Governments Must Invest in Plant Protein Before It’s Too Late

Governments, in an ideal world, would take care of the people. It would ensure not only that everyone has access to the necessities — by that, I mean healthcare, shelter, clean water, etc — but it would also act to ensure a better future. And in the case of mitigating the escalating climate crisis, one should question why more governments aren’t investing in plant-based protein.

In the US, the federal government subsidizes animal agriculture with an unbelievable $38 billion a year. The EU pours an estimated £24 billion, nearly a fifth of the EU budget, into meat and dairy annually. Between 2016 and 2017, nearly £70 million in subsidies were given to beef cattle farms, mega-dairies, egg producers, poultry farms, and pig farms, some of which have been found guilty of pollution and animal health violations. Though not a big spender of subsidies, in 2011, Canada supported primarily dairy, poultry and egg producers with $6.9 billion USD.

Propping up animal agriculture is hardly desirable, considering that science has weighed in multiple times on the unsustainable nature of mass-producing animals for slaughter and consumption. Especially not when evidence also shows that a shift toward plant-based agriculture would be better for the planet and people (and the animals, obviously).

But, Canada is doing one thing right: not too long ago, the Canadian government began investing in plant-based protein. Pea protein. The same type of protein that brands and startups, like Beyond Meat and Germany’s LikeMeat. Tyson Foods is dipping its toes into the plant protein space with its Raised & Rooted range of blended meats, which combine pea protein with beef and chicken. PURIS, Beyond Meat’s pea protein supplier, recently received a $25 million investment. It’s in the process of doubling production to feed growing demand from brands.

Canada wants to become a global leader in plant-based protein. And it’s making strategic moves. French multinational company Roquette is in the final stages of building its $400 million pea protein processing facility — the largest in the world — in Manitoba. The ingredients brand will co-fund $19.2 million with Protein Industries Canada (PIC), a federally-funded nonprofit, to expand the nation’s faba bean processing and to develop new uses for plant protein.

Over the years, PIC has received multiple investments from the government in order to help private businesses and research facilities to work together to feed the growing global demand for pea protein. Last month, PIC kicked off an $11.3 million project to develop meat alternatives and Prime Minister Justin Trudeau announced a nearly $100 million investment in the plant-based food industry.

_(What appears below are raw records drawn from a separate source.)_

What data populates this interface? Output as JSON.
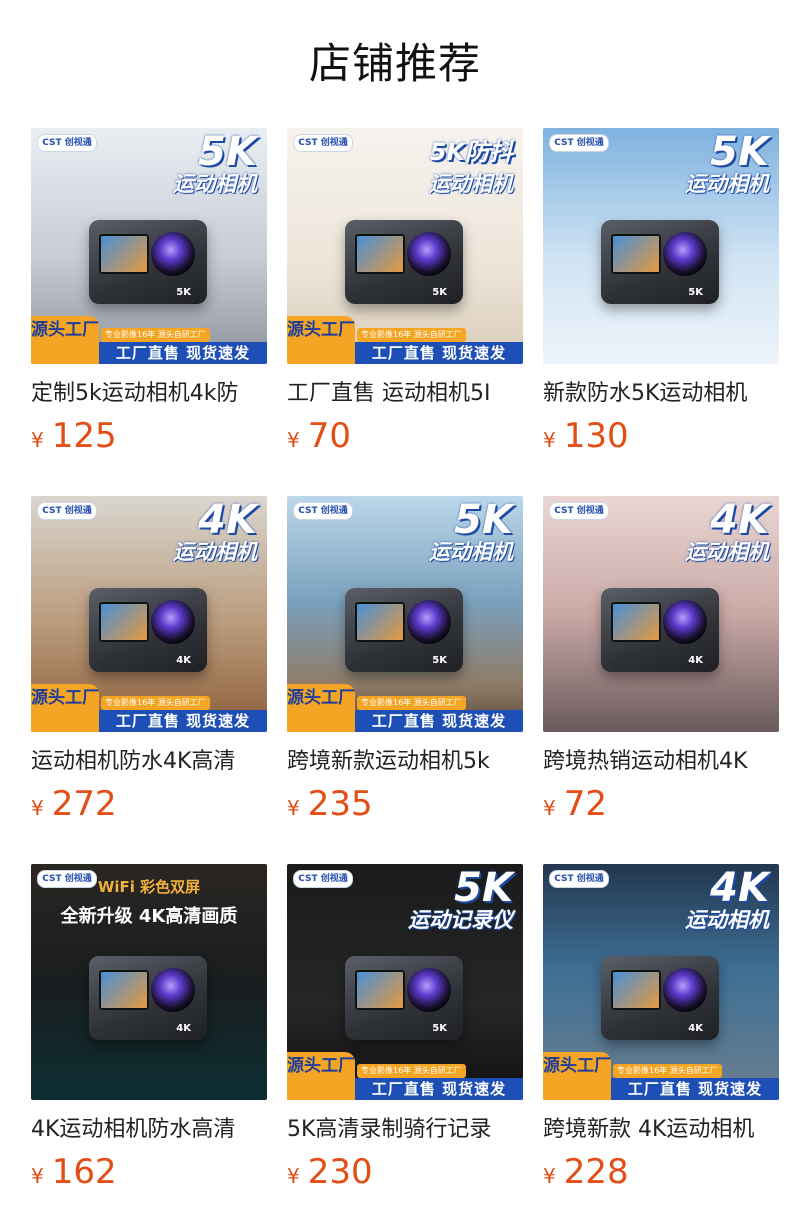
{
  "section_title": "店铺推荐",
  "brand_label": "CST 创视通",
  "promo": {
    "source": "源头工厂",
    "tagline": "专业影像16年 源头自研工厂",
    "bar": "工厂直售 现货速发"
  },
  "currency": "¥",
  "products": [
    {
      "name": "定制5k运动相机4k防",
      "price": "125",
      "headline": "5K",
      "subline": "运动相机",
      "theme": "gray",
      "promo": true
    },
    {
      "name": "工厂直售 运动相机5I",
      "price": "70",
      "headline": "5K防抖",
      "subline": "运动相机",
      "theme": "orange",
      "promo": true
    },
    {
      "name": "新款防水5K运动相机",
      "price": "130",
      "headline": "5K",
      "subline": "运动相机",
      "theme": "snow",
      "promo": false
    },
    {
      "name": "运动相机防水4K高清",
      "price": "272",
      "headline": "4K",
      "subline": "运动相机",
      "theme": "desert",
      "promo": true
    },
    {
      "name": "跨境新款运动相机5k",
      "price": "235",
      "headline": "5K",
      "subline": "运动相机",
      "theme": "beach",
      "promo": true
    },
    {
      "name": "跨境热销运动相机4K",
      "price": "72",
      "headline": "4K",
      "subline": "运动相机",
      "theme": "rose",
      "promo": false
    },
    {
      "name": "4K运动相机防水高清",
      "price": "162",
      "headline": "WiFi 彩色双屏",
      "subline": "全新升级 4K高清画质",
      "theme": "dark",
      "promo": false
    },
    {
      "name": "5K高清录制骑行记录",
      "price": "230",
      "headline": "5K",
      "subline": "运动记录仪",
      "theme": "black",
      "promo": true
    },
    {
      "name": "跨境新款 4K运动相机",
      "price": "228",
      "headline": "4K",
      "subline": "运动相机",
      "theme": "sky",
      "promo": true
    }
  ]
}
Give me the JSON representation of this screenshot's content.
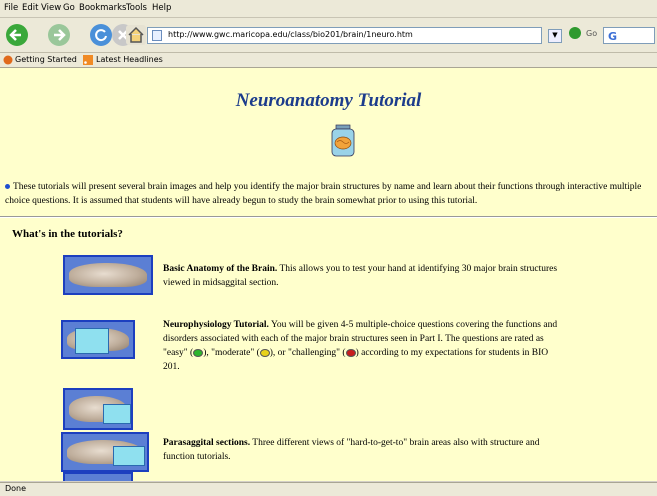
{
  "menu": [
    "File",
    "Edit",
    "View",
    "Go",
    "Bookmarks",
    "Tools",
    "Help"
  ],
  "toolbar": {
    "url": "http://www.gwc.maricopa.edu/class/bio201/brain/1neuro.htm",
    "go_label": "Go"
  },
  "bookmarks": [
    "Getting Started",
    "Latest Headlines"
  ],
  "page": {
    "title": "Neuroanatomy Tutorial",
    "intro": "These tutorials will present several brain images and help you identify the major brain structures by name and learn about their functions through interactive multiple choice questions. It is assumed that students will have already begun to study the brain somewhat prior to using this tutorial.",
    "heading": "What's in the tutorials?",
    "items": [
      {
        "title": "Basic Anatomy of the Brain.",
        "text": "This allows you to test your hand at identifying 30 major brain structures viewed in midsaggital section."
      },
      {
        "title": "Neurophysiology Tutorial.",
        "text_before": "You will be given 4-5 multiple-choice questions covering the functions and disorders associated with each of the major brain structures seen in Part I. The questions are rated as \"easy\" (",
        "text_mid1": "), \"moderate\" (",
        "text_mid2": "), or \"challenging\" (",
        "text_after": ") according to my expectations for students in BIO 201."
      },
      {
        "title": "Parasaggital sections.",
        "text": "Three different views of \"hard-to-get-to\" brain areas also with structure and function tutorials."
      }
    ]
  },
  "status": "Done",
  "colors": {
    "easy": "#2db52d",
    "moderate": "#e8d21a",
    "challenging": "#c81e1e",
    "title": "#1c3c8c"
  }
}
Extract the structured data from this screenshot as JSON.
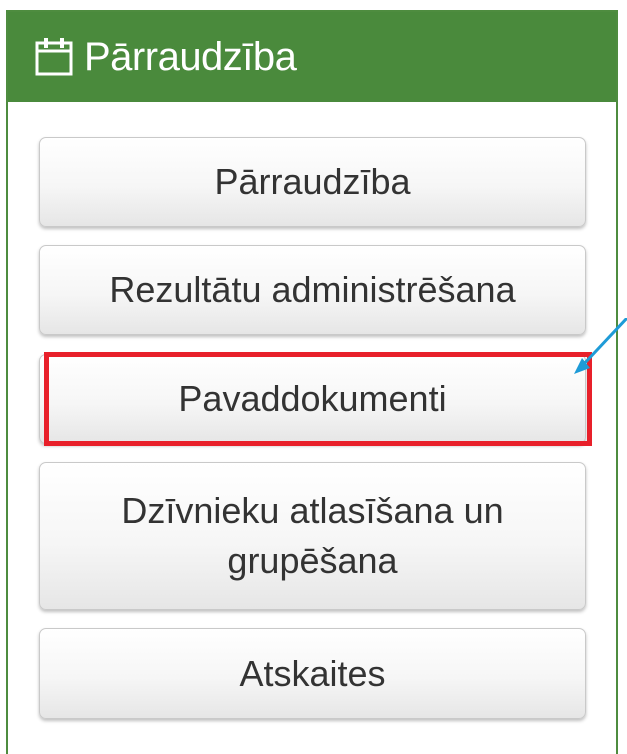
{
  "panel": {
    "title": "Pārraudzība",
    "header_icon": "calendar-icon",
    "header_color": "#4a8a3c",
    "buttons": [
      {
        "label": "Pārraudzība"
      },
      {
        "label": "Rezultātu administrēšana"
      },
      {
        "label": "Pavaddokumenti"
      },
      {
        "label": "Dzīvnieku atlasīšana un grupēšana"
      },
      {
        "label": "Atskaites"
      }
    ]
  },
  "annotation": {
    "highlight_color": "#e8202a",
    "arrow_color": "#1e9bd7",
    "highlighted_button": "Pavaddokumenti"
  }
}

Finland is getting a jump on things, too. The University of Helsinki and VTT, a state-owned research and innovation nonprofit received £2.1 million from Business Finland for the EXPRO project, which will develop healthier meat alternatives from domestic crops like oats and faba beans. It’s working with some of the biggest food industry companies in Finland to cover the entire production chain, from raw materials to product development and market research.

The Singaporean Food Agency, a board of the nation’s government, announced its support of a 50,000 sq ft facility that will produce 1,200 to 1,800 tonnes of plant-based protein annually.

Canada and Finland are both leveraging their strengths — in this case, domestic crops — to set themselves and the planet up for success. After all, according to global consultancy AT Kearny, 60 percent of meat will be animal-free or cultured in a lab by 2040. Both countries see the writing on the wall. Not to mention, this will also create more jobs as they (hopefully) begin to transition away from unsustainable animal agriculture when their investments (I’m calling it now) inevitably pay off.

Policies could do better to address food as well. Despite victories, such as recognizing hemp as a commodity crop, the 2018 Farm Bill upheld its support of heavily-polluting industrial agriculture. The proposed Green New Deal wants to incentivize low-carbon farming — and we can venture to guess that that will include plant-based crops, considering their significantly lower carbon footprint compared to meat and dairy — but, it is up against lobbyists who want to keep subsidies in animal agriculture. The Farm to Fork strategy at the heart of the European Green Deal is much more direct on how it wants to build a sustainable future: “A healthy and plant-based diet reduces the risk of life-threatening diseases and the environmental impact of our food system.”

While this is welcome news, it’s not yet enough — not if we’re going to change the food system. Private companies and brands can’t go at this alone. The government needs to put in the work, too. The health of the planet depends on it.